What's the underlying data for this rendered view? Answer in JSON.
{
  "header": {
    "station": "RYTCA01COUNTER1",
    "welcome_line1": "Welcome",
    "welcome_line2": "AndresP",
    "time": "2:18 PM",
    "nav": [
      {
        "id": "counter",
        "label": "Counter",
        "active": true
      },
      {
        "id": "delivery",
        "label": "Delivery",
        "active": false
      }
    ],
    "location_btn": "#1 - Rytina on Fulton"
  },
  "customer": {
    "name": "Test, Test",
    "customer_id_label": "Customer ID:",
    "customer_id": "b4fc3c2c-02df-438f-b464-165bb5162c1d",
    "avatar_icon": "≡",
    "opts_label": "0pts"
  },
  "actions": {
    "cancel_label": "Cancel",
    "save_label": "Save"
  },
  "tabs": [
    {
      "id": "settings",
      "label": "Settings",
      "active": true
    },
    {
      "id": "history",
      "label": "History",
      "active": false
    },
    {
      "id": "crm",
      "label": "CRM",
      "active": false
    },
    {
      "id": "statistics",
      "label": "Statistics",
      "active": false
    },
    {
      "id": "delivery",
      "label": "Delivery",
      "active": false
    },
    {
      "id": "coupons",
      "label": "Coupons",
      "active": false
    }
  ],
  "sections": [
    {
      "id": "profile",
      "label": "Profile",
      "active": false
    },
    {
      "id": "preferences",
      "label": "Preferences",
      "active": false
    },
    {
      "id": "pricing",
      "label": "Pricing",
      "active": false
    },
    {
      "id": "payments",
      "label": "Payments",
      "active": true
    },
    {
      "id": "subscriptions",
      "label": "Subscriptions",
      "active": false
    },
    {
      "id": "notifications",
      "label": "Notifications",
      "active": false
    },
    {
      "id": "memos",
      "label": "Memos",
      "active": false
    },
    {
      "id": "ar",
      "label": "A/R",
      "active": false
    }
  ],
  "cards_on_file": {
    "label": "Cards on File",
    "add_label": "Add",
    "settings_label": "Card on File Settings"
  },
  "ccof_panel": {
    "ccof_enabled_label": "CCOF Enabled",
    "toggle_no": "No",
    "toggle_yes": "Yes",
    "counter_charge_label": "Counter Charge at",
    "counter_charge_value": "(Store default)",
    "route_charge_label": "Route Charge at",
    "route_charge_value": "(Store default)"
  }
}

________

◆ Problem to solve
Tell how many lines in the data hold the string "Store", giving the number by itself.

◆ Result for this task
2